  16. L. Armitage, “NOTE ON ‘INFLUENZA’ AND PNEUMONIA: FROM A FIELD HOSPITAL,” BMJ 1, no. 3036 (March 8, 1919): 272–74,
  17. “Whatever be the initial causative organism, there is no doubt that the infection quickly becomes a mixed one and that appearance of secondary infection is concomitant with graver symptoms. It is to be hoped that the etiology of the condition will soon be made clear.” – F. L. Armitage, “NOTE ON ‘INFLUENZA’ AND PNEUMONIA: FROM A FIELD HOSPITAL,” BMJ 1, no. 3036 (March 8, 1919): 272–74,
  18. Royal College of Physicians, “Memorandum – Prevention and Treatment of Influenza,” The British Medical Journal 2, no. 3020 (November 16, 1918): 2.
  19. “The Etiology Of Influenza,” The British Medical Journal 2, no. 3018 (November 2, 1918): 3.
  20. Royal College of Physicians, “Memorandum – Prevention and Treatment of Influenza,” The British Medical Journal 2, no. 3020 (November 16, 1918): 2.

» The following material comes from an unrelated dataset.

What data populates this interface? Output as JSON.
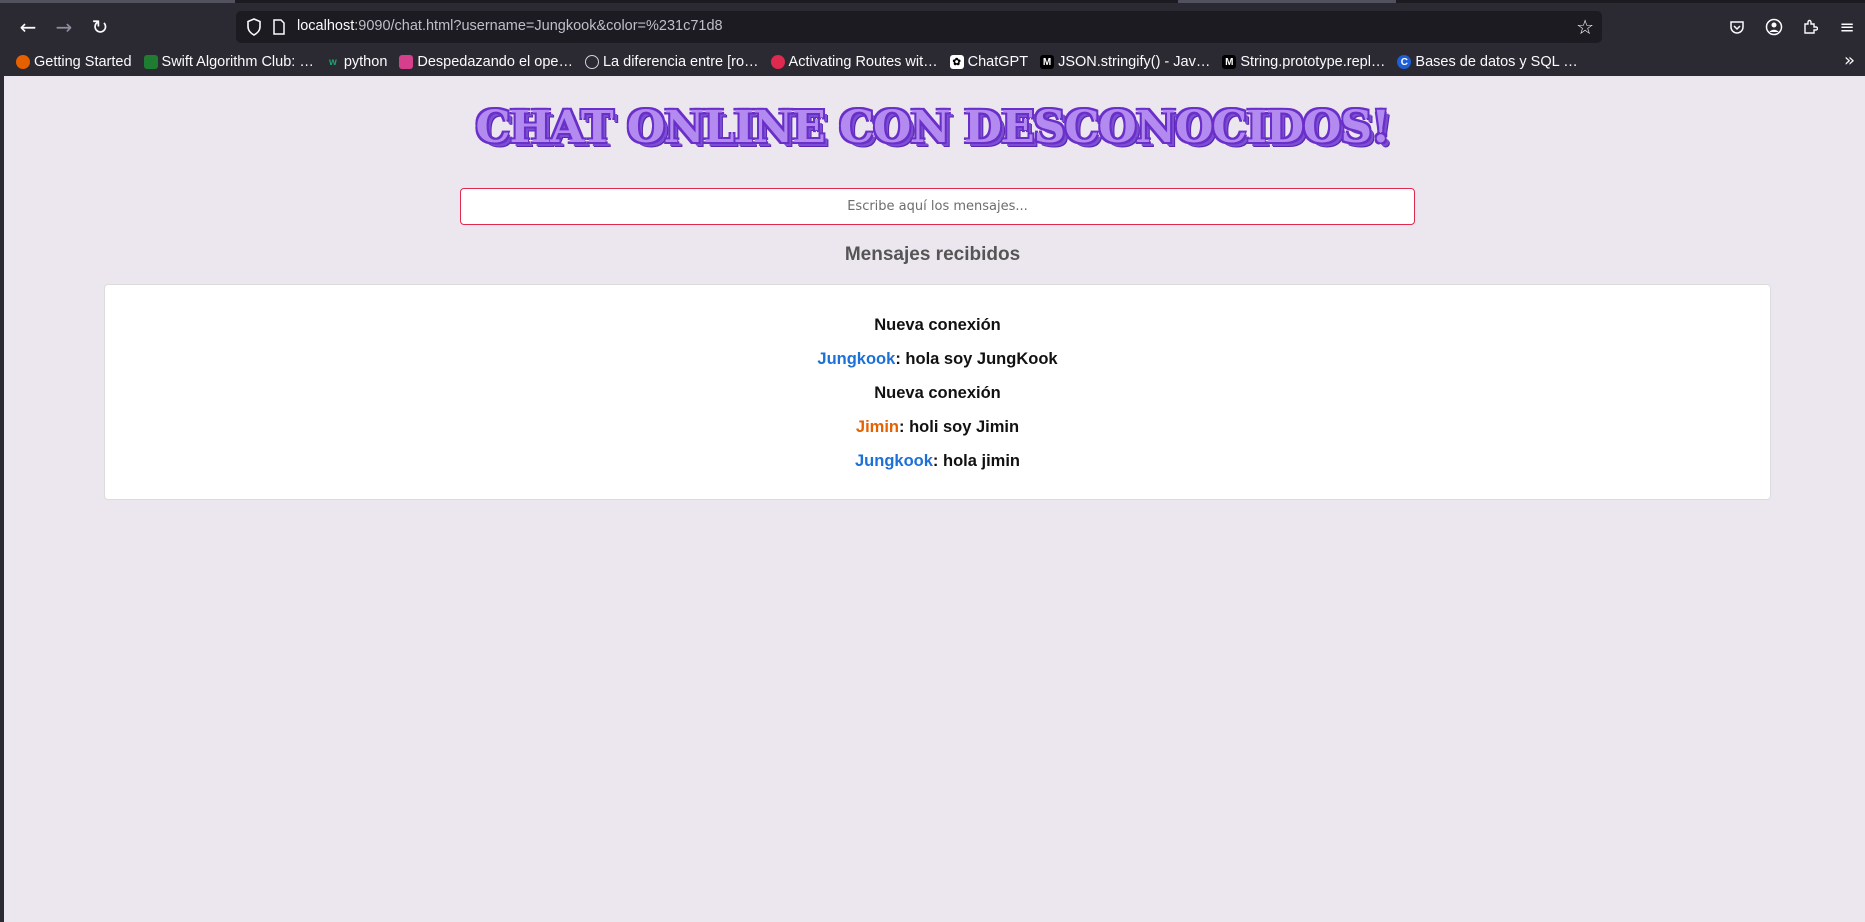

  21. Mathys, Daniel, Zentrum für Mikroskopie, University of Basel: Die Entwicklung der Elektronenmikroskopie vom Bild über die Analyse zum Nanolabor, p. 8.